Money for forests, that’s essentially Guyana’s Low Carbon Development Strategy. And why not? Almost 80% of Guyana is covered in rainforest: suitable for timber extraction, post-harvest agriculture, and it has significant mineral deposits below its surface. The question for any administration in a developing country is “how to accelerate the development process to attain the same improved economic conditions enjoyed by developed market economies, with little environmental impact”. If Guyana were to exploit its natural resources, it would be on a fast-paced economic trajectory; much like the early histories of the more developed countries.
But its forests provide a service to the world. Keeping it intact reduces the emission of greenhouse gases and contributes to the protection of biodiversity. Not to mention the eco-tourism opportunities: eco adventures, sport fishing, mountain climbing. Take the Rupununi for example, vast savannahs, tropical rainforests, abundant flora and fauna, looming mountains and hospitable people.
Environmental sustainability is nothing new to Guyana; the Iwokrama rainforest is part of a unique reserve of rainforest managed by the Iwokrama International Centre, established jointly by the Government of Guyana and the Commonwealth Secretariat.
Guyana’s efforts as a guardian of mother nature has received world acclaim with former President Bharrat Jagdeo being named Champion of the Earth, Guyana being named one of National Geographic’s top 20 places to visit in 2014, and a visit by the world’s sexiest man on a jungle-survival course.
To maintain its tropical paradise, Guyana’s strategy is to focus on a low deforestation, low carbon, climate resilient development trajectory. To this end, the focus will be on investments in low-carbon sectors such as eco-tourism, expanding access to services and new economic opportunity for Amerindian communities, and mainstreaming the use of non-forested land for agriculture.
But how do Guyana’s Indigenous population maintain their way of life if they are no longer able to use the land the same way their forefathers did? The IDB, through the Multilateral Investment Fund (MIF) has provided financing towards demonstrating how the LCDS can be implemented at the community level in the Rupununi.
This pilot will test how low carbon, community based enterprises in the Rupununi can receive more value for their products through the development of bankable business plans, implementation of these plans and provision of seed financing through a Rupununi Innovation Fund. Baseline research on the agriculture and tourism industry will set the stage for the design of climate change adaptation and mitigation actions.
Practical Action, the baseline assessment consulting firm, has already completed the data collection and have begun their analysis. This will provide a data map of the socio-economic and environmental conditions of the Rupununi region, an analysis of greenhouse gas emissions by sectors in the Rupununi with models of possible future emission trends and a value chain and commodity chain analysis of the tourism and community agriculture sectors.

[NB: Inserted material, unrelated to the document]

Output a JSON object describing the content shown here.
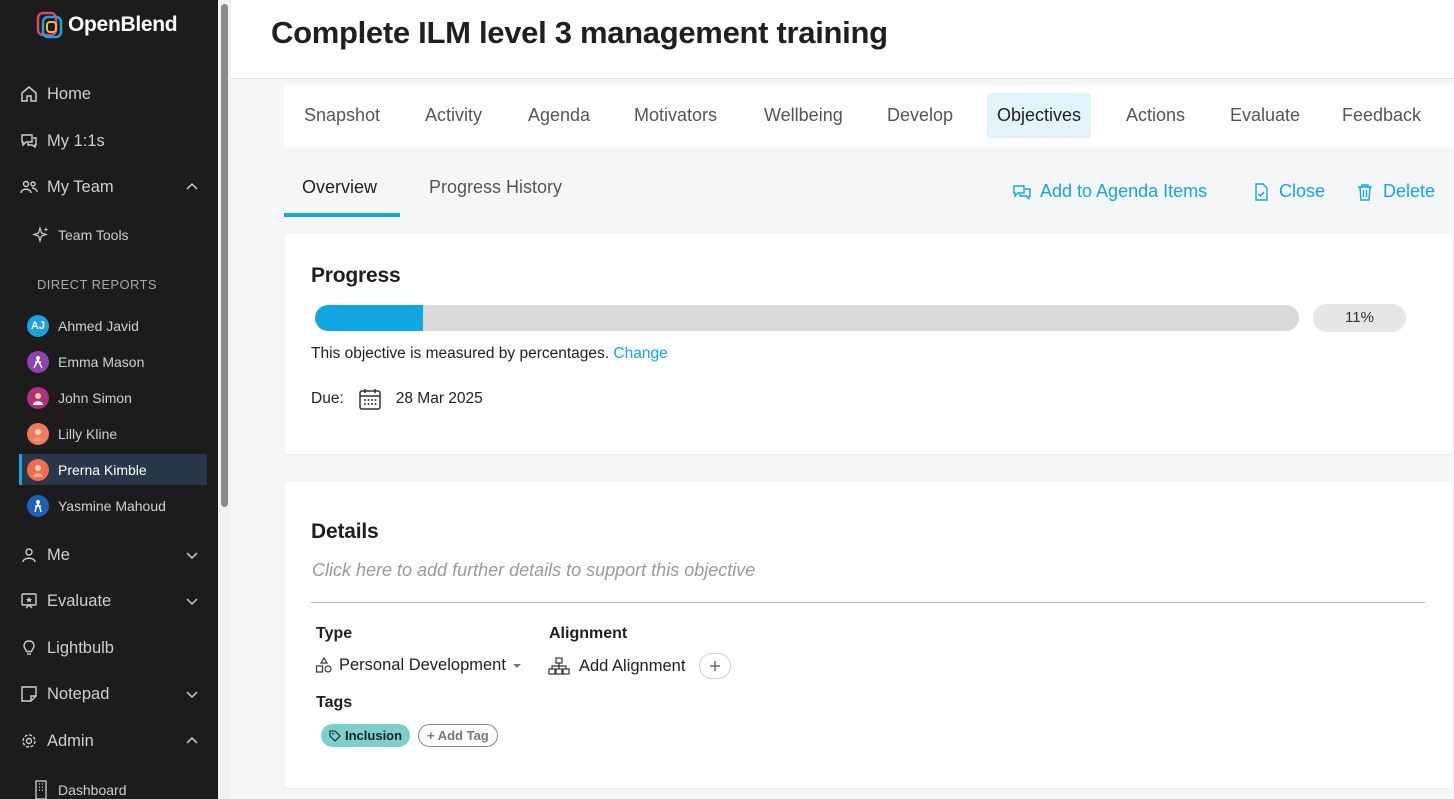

The baseline assessments will be complimented by a State Of Food and Agriculture in the Rupununi Report compiled by the Food and Agriculture Organisation. This report will provide the background information for identifying key sub-sector value chains in community agriculture to better understand the issue of food security in the Rupununi. These studies will guide the creation and strengthening of environmentally sustainable business models for community based enterprises.
Through the project, the assumption of the LCDS that low-carbon businesses can receive a premium for their products will be tested by understanding and valuing the benefits of operating within, and maintaining an intact environment.
So what do you think? Is this money for forest thing a good idea? Can people’s livelihoods still be guaranteed while saving the forests? The project team is in the field testing the model.